To do:
Show all lines below holding the string "libike".

Provided information:
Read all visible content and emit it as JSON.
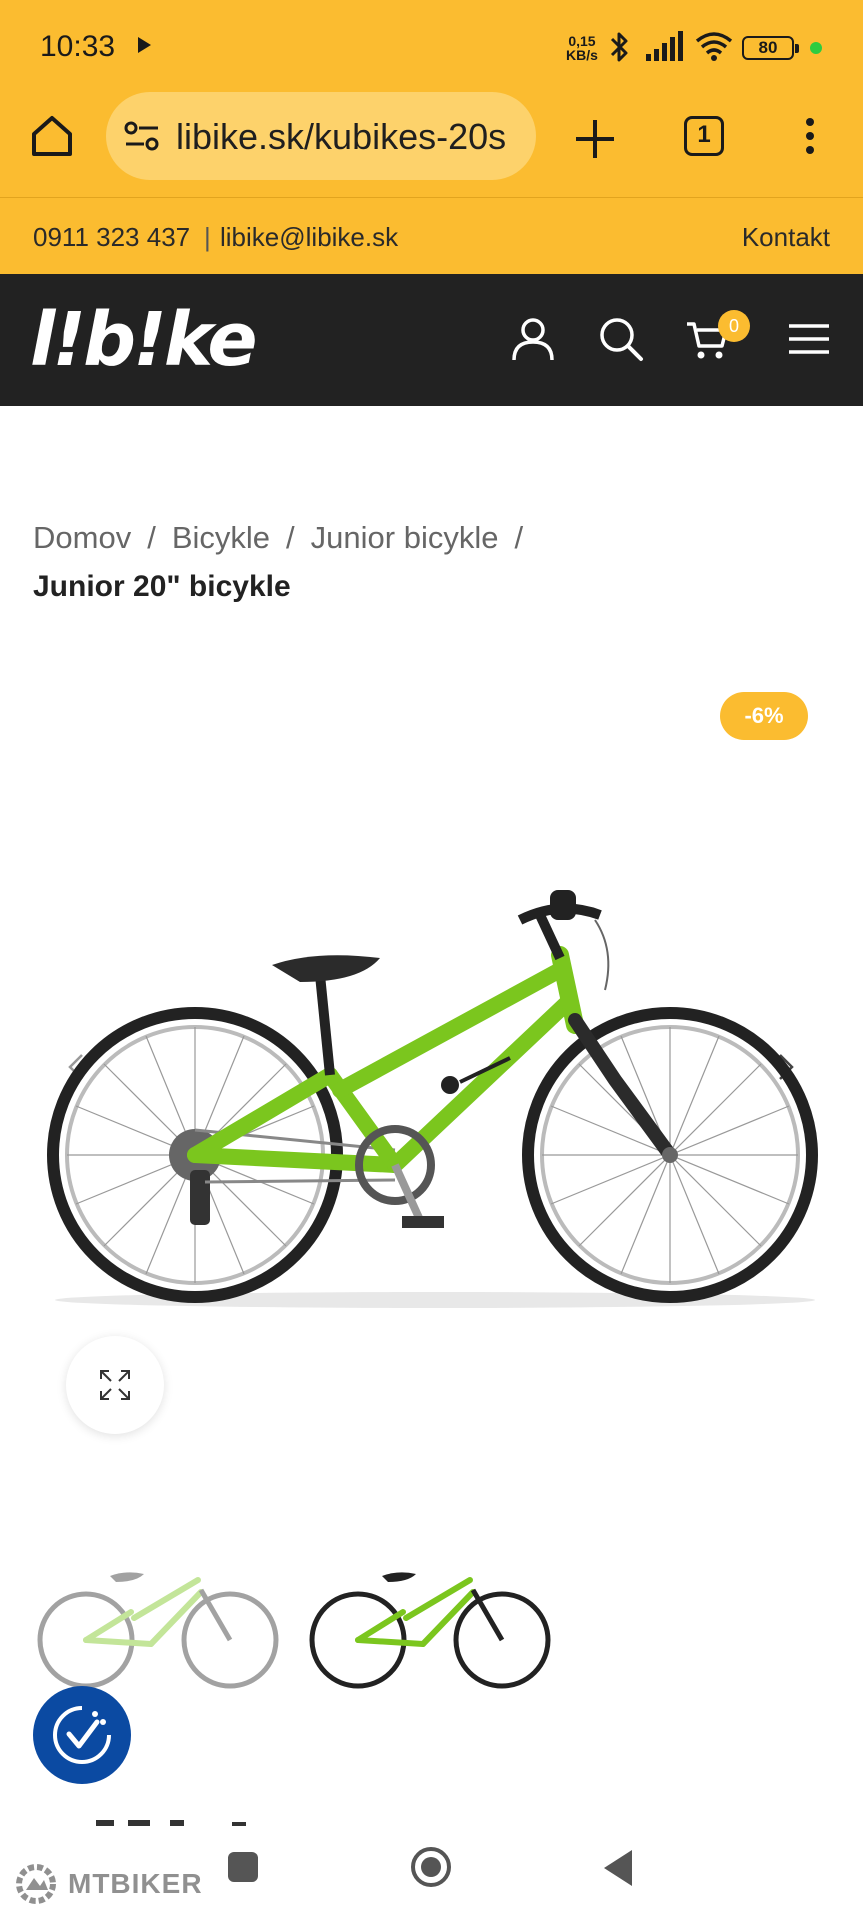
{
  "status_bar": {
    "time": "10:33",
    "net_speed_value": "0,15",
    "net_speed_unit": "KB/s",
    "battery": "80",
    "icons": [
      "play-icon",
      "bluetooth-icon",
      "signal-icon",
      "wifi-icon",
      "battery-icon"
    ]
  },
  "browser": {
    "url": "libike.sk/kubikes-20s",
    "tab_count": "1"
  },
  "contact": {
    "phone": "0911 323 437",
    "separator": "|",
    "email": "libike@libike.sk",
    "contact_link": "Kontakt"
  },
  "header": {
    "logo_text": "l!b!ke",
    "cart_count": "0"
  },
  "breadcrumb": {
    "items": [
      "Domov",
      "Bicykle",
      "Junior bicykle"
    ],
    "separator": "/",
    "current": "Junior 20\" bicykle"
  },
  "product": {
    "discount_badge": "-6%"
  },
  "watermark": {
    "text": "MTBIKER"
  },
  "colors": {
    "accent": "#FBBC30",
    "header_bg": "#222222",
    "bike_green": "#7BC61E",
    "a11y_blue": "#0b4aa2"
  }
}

Output of the task:
    "url": "libike.sk/kubikes-20s",
    "email": "libike@libike.sk",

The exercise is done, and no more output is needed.